*YOUR GOAL:* This exercise asks for the entries to be repeated exactly, without their images.

Data records for software interfaces
━━━

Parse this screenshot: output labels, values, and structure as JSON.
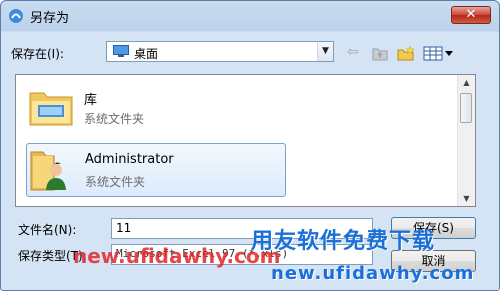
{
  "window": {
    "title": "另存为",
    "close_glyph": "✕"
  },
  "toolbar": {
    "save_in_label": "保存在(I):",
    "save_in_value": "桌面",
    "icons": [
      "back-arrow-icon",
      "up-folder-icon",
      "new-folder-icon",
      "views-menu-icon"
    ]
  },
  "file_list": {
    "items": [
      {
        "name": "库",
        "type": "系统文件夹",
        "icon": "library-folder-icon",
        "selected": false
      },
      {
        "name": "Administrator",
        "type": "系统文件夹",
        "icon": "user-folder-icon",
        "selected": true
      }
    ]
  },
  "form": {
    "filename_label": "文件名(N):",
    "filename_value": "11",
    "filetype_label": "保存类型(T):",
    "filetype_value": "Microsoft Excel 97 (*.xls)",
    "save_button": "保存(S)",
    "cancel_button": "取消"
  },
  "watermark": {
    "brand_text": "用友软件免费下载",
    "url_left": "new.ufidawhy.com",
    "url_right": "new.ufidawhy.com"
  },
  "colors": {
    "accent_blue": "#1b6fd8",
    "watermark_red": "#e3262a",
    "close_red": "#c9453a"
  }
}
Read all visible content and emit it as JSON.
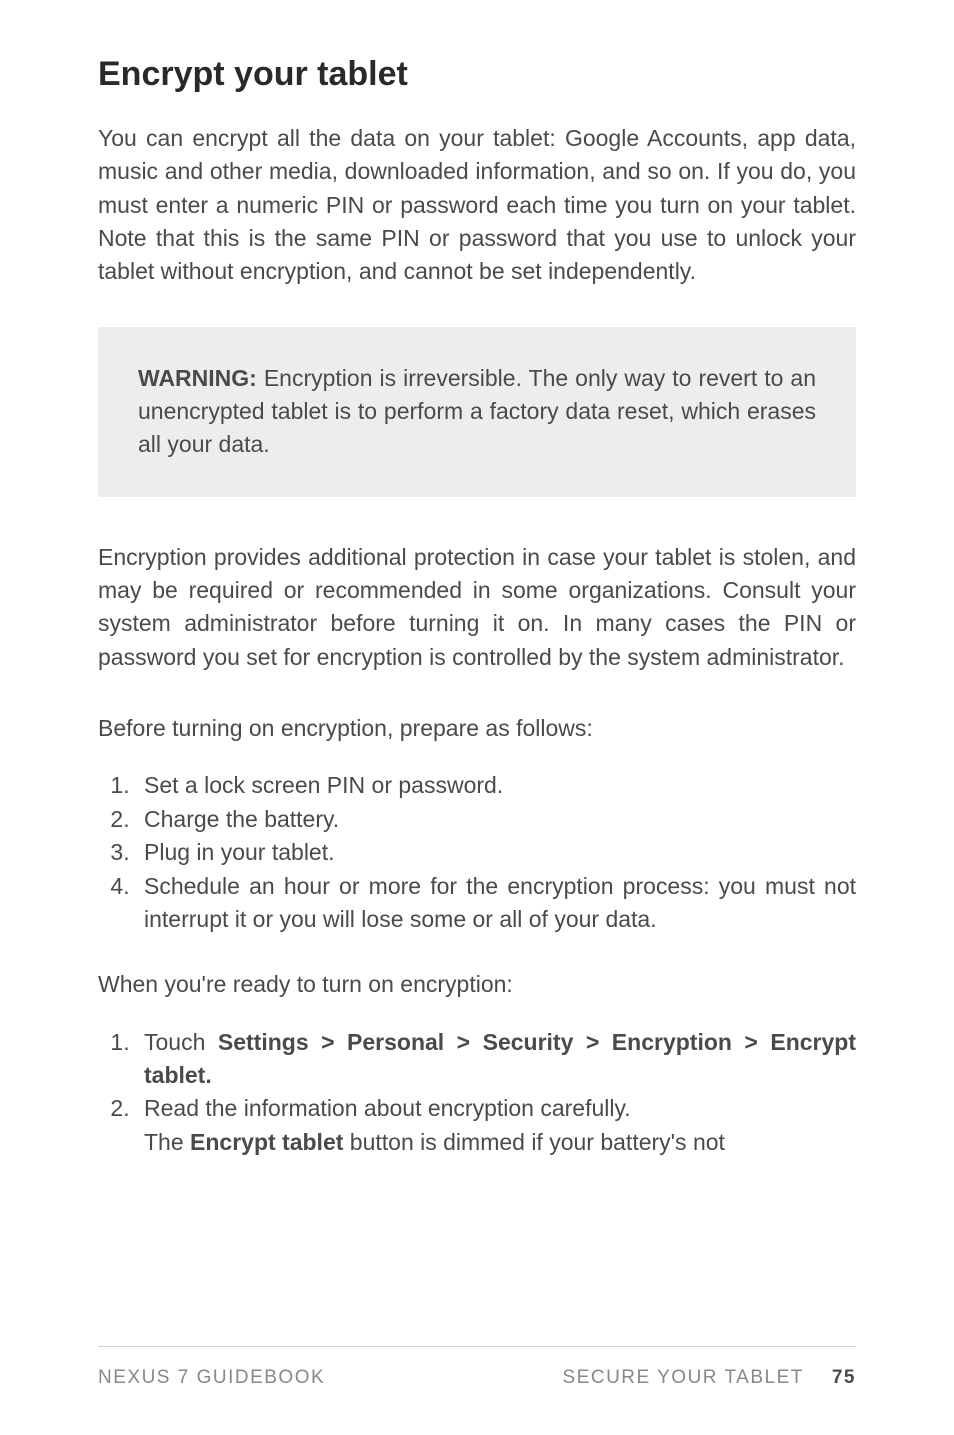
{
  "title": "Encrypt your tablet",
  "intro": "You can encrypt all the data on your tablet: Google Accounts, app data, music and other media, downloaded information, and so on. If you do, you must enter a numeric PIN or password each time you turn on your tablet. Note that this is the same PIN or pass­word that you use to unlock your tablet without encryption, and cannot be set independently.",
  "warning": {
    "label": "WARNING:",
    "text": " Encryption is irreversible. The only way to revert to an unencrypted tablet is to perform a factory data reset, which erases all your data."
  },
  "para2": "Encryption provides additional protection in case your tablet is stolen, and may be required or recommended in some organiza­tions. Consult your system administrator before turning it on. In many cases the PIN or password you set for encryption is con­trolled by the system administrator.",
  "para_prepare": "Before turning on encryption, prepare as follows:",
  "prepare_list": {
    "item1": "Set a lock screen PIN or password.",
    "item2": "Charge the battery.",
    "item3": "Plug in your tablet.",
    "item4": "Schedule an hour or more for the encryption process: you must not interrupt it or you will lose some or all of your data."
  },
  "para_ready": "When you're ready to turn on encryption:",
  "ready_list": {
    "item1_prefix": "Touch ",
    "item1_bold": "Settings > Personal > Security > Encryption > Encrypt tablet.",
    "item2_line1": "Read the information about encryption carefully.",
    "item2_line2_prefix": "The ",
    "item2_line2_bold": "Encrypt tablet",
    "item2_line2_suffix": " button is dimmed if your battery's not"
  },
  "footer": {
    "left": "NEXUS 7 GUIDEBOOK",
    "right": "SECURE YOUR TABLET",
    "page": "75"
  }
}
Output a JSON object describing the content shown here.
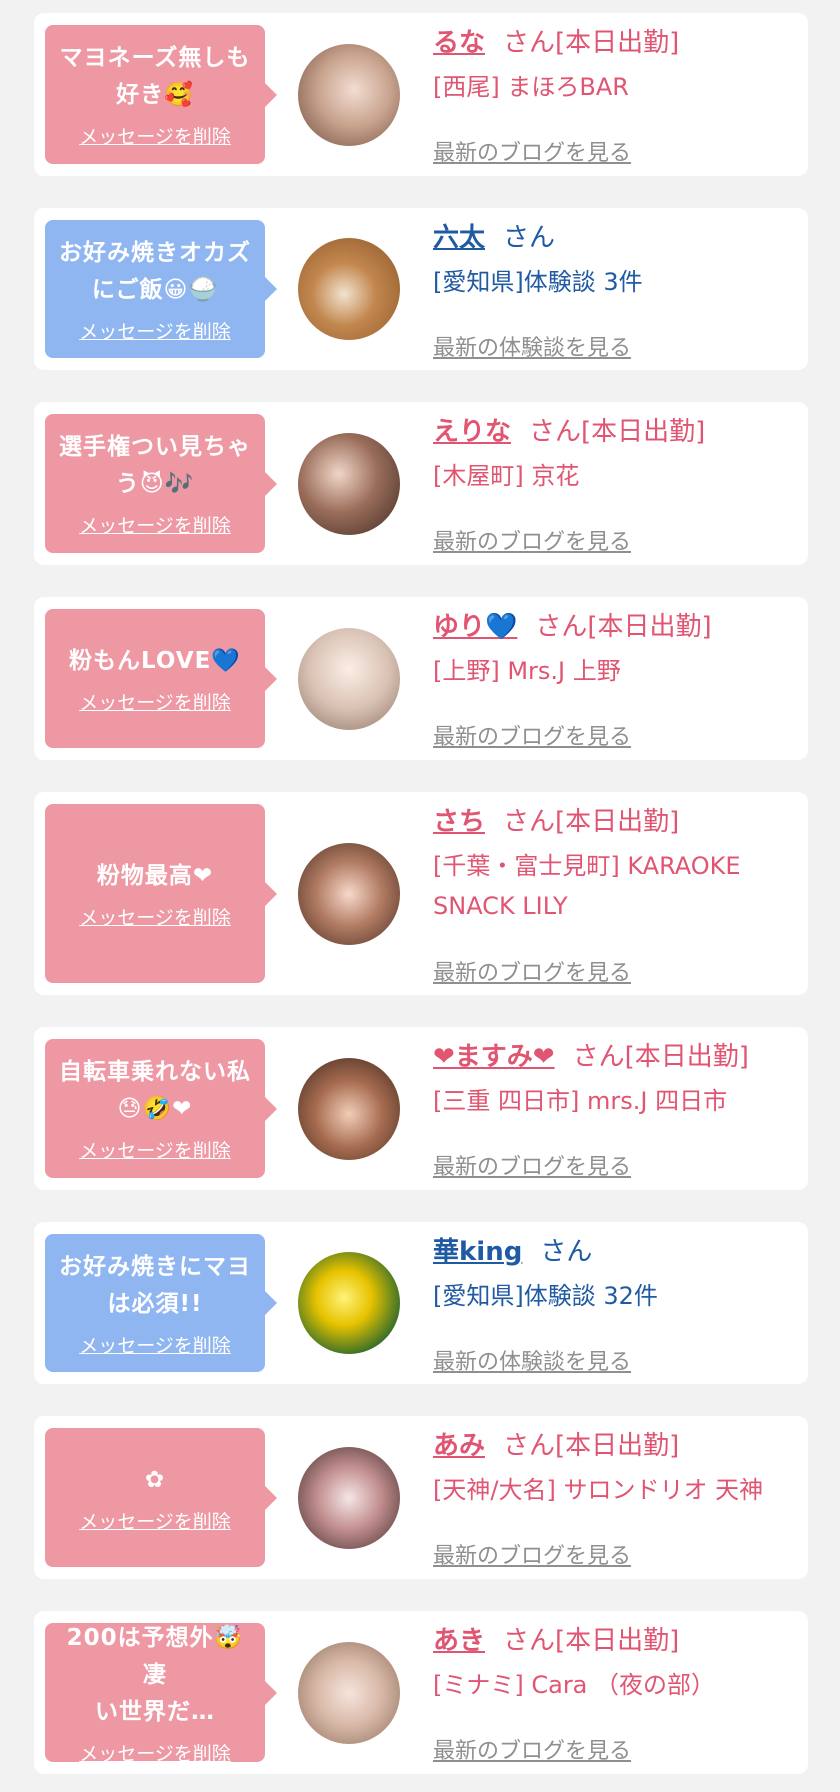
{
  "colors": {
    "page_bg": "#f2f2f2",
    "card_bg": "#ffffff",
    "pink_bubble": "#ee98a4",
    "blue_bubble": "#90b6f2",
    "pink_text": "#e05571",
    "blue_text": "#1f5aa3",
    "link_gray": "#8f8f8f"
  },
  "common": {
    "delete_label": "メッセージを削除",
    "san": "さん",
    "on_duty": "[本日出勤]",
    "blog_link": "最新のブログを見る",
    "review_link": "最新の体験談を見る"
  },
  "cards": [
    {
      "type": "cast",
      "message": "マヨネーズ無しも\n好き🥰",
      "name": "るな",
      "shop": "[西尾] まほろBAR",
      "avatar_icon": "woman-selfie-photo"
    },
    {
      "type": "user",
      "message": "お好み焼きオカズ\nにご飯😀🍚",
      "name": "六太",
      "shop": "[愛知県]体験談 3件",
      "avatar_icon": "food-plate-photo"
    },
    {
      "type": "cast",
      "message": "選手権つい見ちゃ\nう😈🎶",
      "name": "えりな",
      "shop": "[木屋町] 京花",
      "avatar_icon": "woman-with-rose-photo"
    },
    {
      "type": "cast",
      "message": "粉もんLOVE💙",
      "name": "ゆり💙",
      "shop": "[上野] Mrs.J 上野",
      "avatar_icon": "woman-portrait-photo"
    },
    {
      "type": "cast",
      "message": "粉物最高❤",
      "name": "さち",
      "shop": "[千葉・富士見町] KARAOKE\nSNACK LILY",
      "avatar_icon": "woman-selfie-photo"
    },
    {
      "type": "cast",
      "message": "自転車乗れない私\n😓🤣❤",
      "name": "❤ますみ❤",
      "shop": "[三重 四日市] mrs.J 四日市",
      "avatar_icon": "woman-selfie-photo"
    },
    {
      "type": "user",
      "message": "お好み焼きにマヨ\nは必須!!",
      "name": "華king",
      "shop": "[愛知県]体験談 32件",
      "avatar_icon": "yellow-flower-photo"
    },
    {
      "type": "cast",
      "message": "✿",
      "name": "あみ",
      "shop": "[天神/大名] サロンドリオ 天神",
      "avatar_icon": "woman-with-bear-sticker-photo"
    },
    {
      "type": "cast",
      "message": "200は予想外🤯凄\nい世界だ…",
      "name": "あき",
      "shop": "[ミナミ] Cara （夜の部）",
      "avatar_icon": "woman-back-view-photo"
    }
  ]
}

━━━

*EXERCISE RESPONSE:*
Parse this screenshot: output labels, values, and structure as JSON.
{
  "window": {
    "title": "另存为",
    "close_glyph": "✕"
  },
  "toolbar": {
    "save_in_label": "保存在(I):",
    "save_in_value": "桌面",
    "icons": [
      "back-arrow-icon",
      "up-folder-icon",
      "new-folder-icon",
      "views-menu-icon"
    ]
  },
  "file_list": {
    "items": [
      {
        "name": "库",
        "type": "系统文件夹",
        "icon": "library-folder-icon",
        "selected": false
      },
      {
        "name": "Administrator",
        "type": "系统文件夹",
        "icon": "user-folder-icon",
        "selected": true
      }
    ]
  },
  "form": {
    "filename_label": "文件名(N):",
    "filename_value": "11",
    "filetype_label": "保存类型(T):",
    "filetype_value": "Microsoft Excel 97 (*.xls)",
    "save_button": "保存(S)",
    "cancel_button": "取消"
  },
  "watermark": {
    "brand_text": "用友软件免费下载",
    "url_left": "new.ufidawhy.com",
    "url_right": "new.ufidawhy.com"
  },
  "colors": {
    "accent_blue": "#1b6fd8",
    "watermark_red": "#e3262a",
    "close_red": "#c9453a"
  }
}
Read all visible content and emit it as JSON.
{
  "title": "Encrypt your tablet",
  "intro": "You can encrypt all the data on your tablet: Google Accounts, app data, music and other media, downloaded information, and so on. If you do, you must enter a numeric PIN or password each time you turn on your tablet. Note that this is the same PIN or pass­word that you use to unlock your tablet without encryption, and cannot be set independently.",
  "warning": {
    "label": "WARNING:",
    "text": " Encryption is irreversible. The only way to revert to an unencrypted tablet is to perform a factory data reset, which erases all your data."
  },
  "para2": "Encryption provides additional protection in case your tablet is stolen, and may be required or recommended in some organiza­tions. Consult your system administrator before turning it on. In many cases the PIN or password you set for encryption is con­trolled by the system administrator.",
  "para_prepare": "Before turning on encryption, prepare as follows:",
  "prepare_list": {
    "item1": "Set a lock screen PIN or password.",
    "item2": "Charge the battery.",
    "item3": "Plug in your tablet.",
    "item4": "Schedule an hour or more for the encryption process: you must not interrupt it or you will lose some or all of your data."
  },
  "para_ready": "When you're ready to turn on encryption:",
  "ready_list": {
    "item1_prefix": "Touch ",
    "item1_bold": "Settings > Personal > Security > Encryption > Encrypt tablet.",
    "item2_line1": "Read the information about encryption carefully.",
    "item2_line2_prefix": "The ",
    "item2_line2_bold": "Encrypt tablet",
    "item2_line2_suffix": " button is dimmed if your battery's not"
  },
  "footer": {
    "left": "NEXUS 7 GUIDEBOOK",
    "right": "SECURE YOUR TABLET",
    "page": "75"
  }
}
Output a JSON object describing the content shown here.
{
  "colors": {
    "page_bg": "#f2f2f2",
    "card_bg": "#ffffff",
    "pink_bubble": "#ee98a4",
    "blue_bubble": "#90b6f2",
    "pink_text": "#e05571",
    "blue_text": "#1f5aa3",
    "link_gray": "#8f8f8f"
  },
  "common": {
    "delete_label": "メッセージを削除",
    "san": "さん",
    "on_duty": "[本日出勤]",
    "blog_link": "最新のブログを見る",
    "review_link": "最新の体験談を見る"
  },
  "cards": [
    {
      "type": "cast",
      "message": "マヨネーズ無しも\n好き🥰",
      "name": "るな",
      "shop": "[西尾] まほろBAR",
      "avatar_icon": "woman-selfie-photo"
    },
    {
      "type": "user",
      "message": "お好み焼きオカズ\nにご飯😀🍚",
      "name": "六太",
      "shop": "[愛知県]体験談 3件",
      "avatar_icon": "food-plate-photo"
    },
    {
      "type": "cast",
      "message": "選手権つい見ちゃ\nう😈🎶",
      "name": "えりな",
      "shop": "[木屋町] 京花",
      "avatar_icon": "woman-with-rose-photo"
    },
    {
      "type": "cast",
      "message": "粉もんLOVE💙",
      "name": "ゆり💙",
      "shop": "[上野] Mrs.J 上野",
      "avatar_icon": "woman-portrait-photo"
    },
    {
      "type": "cast",
      "message": "粉物最高❤",
      "name": "さち",
      "shop": "[千葉・富士見町] KARAOKE\nSNACK LILY",
      "avatar_icon": "woman-selfie-photo"
    },
    {
      "type": "cast",
      "message": "自転車乗れない私\n😓🤣❤",
      "name": "❤ますみ❤",
      "shop": "[三重 四日市] mrs.J 四日市",
      "avatar_icon": "woman-selfie-photo"
    },
    {
      "type": "user",
      "message": "お好み焼きにマヨ\nは必須!!",
      "name": "華king",
      "shop": "[愛知県]体験談 32件",
      "avatar_icon": "yellow-flower-photo"
    },
    {
      "type": "cast",
      "message": "✿",
      "name": "あみ",
      "shop": "[天神/大名] サロンドリオ 天神",
      "avatar_icon": "woman-with-bear-sticker-photo"
    },
    {
      "type": "cast",
      "message": "200は予想外🤯凄\nい世界だ…",
      "name": "あき",
      "shop": "[ミナミ] Cara （夜の部）",
      "avatar_icon": "woman-back-view-photo"
    }
  ]
}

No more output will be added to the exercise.